→ **DATA FOR THE TASK**
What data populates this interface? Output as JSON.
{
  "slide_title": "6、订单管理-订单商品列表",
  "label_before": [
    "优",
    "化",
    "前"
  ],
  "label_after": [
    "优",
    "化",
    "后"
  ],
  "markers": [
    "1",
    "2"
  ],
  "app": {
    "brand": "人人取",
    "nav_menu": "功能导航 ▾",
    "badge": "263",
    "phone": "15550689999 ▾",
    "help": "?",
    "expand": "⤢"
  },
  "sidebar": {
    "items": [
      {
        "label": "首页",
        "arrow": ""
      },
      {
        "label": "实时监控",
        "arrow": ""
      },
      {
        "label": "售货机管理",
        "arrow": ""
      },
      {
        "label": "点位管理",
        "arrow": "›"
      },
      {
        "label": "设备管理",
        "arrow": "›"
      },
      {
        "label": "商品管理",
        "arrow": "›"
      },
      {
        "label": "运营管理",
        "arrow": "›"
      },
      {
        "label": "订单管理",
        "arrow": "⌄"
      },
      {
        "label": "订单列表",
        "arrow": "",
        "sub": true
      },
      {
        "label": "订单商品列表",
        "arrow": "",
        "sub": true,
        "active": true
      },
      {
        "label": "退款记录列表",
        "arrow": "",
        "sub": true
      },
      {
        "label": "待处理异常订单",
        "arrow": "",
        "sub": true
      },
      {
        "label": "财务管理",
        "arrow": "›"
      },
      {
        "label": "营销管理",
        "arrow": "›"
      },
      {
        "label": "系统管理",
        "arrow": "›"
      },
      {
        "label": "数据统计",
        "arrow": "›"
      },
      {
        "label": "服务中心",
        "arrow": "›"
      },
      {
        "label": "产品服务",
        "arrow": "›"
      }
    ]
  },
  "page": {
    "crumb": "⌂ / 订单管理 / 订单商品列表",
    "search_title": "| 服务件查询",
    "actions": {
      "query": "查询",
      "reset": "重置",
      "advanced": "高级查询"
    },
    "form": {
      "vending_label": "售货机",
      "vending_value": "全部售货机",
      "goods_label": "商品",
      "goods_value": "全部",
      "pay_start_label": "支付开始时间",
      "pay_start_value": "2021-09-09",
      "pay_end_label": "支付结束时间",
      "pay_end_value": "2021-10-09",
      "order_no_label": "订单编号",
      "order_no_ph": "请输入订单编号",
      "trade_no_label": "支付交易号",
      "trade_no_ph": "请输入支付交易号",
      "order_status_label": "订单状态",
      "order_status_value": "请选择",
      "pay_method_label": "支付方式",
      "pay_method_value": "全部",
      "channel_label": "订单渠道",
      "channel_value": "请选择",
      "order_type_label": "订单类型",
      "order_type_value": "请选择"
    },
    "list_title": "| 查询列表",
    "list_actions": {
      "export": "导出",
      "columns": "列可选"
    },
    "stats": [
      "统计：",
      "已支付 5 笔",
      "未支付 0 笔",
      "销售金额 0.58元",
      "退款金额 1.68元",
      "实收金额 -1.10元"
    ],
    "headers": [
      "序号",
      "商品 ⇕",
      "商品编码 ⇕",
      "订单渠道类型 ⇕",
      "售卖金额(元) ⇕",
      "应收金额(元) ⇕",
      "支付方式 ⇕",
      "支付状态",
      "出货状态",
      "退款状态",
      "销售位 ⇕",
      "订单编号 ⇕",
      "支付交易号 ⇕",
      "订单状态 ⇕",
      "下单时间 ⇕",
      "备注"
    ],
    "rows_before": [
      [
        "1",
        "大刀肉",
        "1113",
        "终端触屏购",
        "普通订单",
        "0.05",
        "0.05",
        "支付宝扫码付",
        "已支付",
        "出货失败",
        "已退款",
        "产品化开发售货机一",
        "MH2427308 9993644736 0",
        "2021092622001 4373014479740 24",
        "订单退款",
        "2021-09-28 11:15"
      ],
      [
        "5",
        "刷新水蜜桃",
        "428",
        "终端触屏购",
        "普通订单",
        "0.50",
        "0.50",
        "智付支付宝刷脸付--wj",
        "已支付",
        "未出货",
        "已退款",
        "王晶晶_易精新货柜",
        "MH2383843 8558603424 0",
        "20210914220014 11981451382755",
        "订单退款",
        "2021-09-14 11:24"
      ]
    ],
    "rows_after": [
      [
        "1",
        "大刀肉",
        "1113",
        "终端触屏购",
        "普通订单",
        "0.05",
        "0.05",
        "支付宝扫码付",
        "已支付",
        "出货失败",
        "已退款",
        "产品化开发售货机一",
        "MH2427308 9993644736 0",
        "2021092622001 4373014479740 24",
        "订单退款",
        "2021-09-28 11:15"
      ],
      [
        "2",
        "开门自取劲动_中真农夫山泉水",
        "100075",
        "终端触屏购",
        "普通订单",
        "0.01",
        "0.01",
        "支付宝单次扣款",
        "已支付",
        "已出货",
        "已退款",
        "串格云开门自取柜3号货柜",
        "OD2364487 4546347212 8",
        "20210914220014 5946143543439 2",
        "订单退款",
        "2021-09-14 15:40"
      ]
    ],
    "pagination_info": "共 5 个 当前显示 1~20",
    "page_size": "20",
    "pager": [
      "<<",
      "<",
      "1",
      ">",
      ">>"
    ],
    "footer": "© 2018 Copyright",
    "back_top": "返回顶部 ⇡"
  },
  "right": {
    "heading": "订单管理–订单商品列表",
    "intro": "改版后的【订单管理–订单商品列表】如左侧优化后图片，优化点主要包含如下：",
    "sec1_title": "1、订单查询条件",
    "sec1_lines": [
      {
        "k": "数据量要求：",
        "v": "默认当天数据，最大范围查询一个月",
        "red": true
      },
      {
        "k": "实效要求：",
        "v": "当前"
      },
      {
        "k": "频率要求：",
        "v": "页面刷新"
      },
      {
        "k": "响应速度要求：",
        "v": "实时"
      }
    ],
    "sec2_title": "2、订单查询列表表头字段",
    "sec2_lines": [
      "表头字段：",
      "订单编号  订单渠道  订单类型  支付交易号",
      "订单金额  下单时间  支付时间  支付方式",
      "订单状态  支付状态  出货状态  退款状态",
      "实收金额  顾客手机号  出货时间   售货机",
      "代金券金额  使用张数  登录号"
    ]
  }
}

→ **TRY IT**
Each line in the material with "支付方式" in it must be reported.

→ **TASK RESPONSE**
      "pay_method_label": "支付方式",
      "支付方式 ⇕",
      "订单金额  下单时间  支付时间  支付方式",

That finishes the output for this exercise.